UPDATE: The Dedication Day ceremony has been moved to the College Union Building at Gettysburg College due to inclement weather.

Click the play button below in order to listen to Jeff’s special report on this week’s Civil War commemorations here in Gettysburg. You can also scroll down to read through the transcript if you’d prefer. This report will be airing on WZBT throughout this week. Thanks to WZBT 91.1 FM for their help in producing this piece.

Continue reading “CWI Radio Report: Dedication Day and Remembrance Day 2015”

Remembrance Day…But Remembering What?

By Sarah Johnson ’15

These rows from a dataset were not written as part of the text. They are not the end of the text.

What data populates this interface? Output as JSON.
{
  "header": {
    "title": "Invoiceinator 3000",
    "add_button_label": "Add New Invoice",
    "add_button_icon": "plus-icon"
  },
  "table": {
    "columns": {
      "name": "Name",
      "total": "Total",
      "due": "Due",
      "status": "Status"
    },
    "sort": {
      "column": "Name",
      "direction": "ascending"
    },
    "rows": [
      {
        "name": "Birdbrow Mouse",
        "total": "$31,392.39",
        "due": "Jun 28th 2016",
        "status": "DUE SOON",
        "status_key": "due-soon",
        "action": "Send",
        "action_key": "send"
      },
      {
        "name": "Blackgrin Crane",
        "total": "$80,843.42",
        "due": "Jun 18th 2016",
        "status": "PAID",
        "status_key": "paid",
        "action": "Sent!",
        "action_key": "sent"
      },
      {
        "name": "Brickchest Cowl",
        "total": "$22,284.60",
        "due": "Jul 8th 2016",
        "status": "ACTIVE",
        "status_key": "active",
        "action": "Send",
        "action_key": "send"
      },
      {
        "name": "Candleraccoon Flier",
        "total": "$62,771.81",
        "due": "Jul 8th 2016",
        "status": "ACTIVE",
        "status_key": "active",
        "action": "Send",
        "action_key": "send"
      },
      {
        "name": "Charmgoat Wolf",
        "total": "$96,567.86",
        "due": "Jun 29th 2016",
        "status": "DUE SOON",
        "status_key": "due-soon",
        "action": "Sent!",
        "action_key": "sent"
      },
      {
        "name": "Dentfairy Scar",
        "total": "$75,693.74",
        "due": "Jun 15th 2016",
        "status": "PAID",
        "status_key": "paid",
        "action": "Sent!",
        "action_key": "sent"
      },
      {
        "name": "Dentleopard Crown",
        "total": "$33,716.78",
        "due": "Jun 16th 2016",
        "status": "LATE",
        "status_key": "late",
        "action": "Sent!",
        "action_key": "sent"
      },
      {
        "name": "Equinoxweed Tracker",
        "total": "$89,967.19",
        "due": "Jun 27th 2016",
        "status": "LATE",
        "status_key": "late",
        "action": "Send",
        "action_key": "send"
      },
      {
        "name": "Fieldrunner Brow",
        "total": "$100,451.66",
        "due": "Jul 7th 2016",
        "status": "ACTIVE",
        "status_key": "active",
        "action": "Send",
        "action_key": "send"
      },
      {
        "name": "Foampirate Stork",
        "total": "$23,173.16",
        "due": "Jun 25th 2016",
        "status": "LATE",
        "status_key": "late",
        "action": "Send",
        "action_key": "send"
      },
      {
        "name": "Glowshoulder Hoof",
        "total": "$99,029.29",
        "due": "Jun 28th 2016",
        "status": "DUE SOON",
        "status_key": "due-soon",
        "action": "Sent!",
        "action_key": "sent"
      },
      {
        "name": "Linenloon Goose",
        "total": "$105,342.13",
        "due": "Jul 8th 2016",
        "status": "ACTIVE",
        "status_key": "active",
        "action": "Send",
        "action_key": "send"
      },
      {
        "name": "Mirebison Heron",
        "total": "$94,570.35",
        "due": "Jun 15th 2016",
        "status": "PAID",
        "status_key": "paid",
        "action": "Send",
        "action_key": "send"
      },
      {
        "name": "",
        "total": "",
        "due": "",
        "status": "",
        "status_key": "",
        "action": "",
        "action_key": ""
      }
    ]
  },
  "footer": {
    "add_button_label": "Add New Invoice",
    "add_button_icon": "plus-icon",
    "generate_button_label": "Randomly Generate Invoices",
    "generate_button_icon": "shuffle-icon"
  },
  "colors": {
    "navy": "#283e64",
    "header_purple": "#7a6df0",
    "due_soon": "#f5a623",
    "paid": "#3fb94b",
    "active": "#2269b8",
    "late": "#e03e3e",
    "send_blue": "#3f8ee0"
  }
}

In conversation with other CWI Fellows last week, we began discussing the strangeness of the annual Remembrance Day Parade. Originally conceived as a way to recreate the procession to the cemetery in 1863 to hear the Gettysburg Address at the dedication of the Soldier’s National Cemetery, it seems to have morphed into something different all together. If we are honoring a recommitment to the preservation of Union, why do Confederate reenactors march in the parade? If we are simply celebrating the soldiers of both sides of the Civil War, why does the parade end at the site of the address that rededicated the nation to Union emancipationist victory and a “new birth of freedom?” To sate my curiosity, I decided to go out on assignment and interview people before the parade began. I interviewed spectators and reenactors alike and asked them the following questions: 1) Is the parade a yearly tradition for you? and 2) What are you here celebrating and remembering today? Here is what I found:

Photo credit to the author.
Photo credit to the author.

Continue reading “Remembrance Day…But Remembering What?”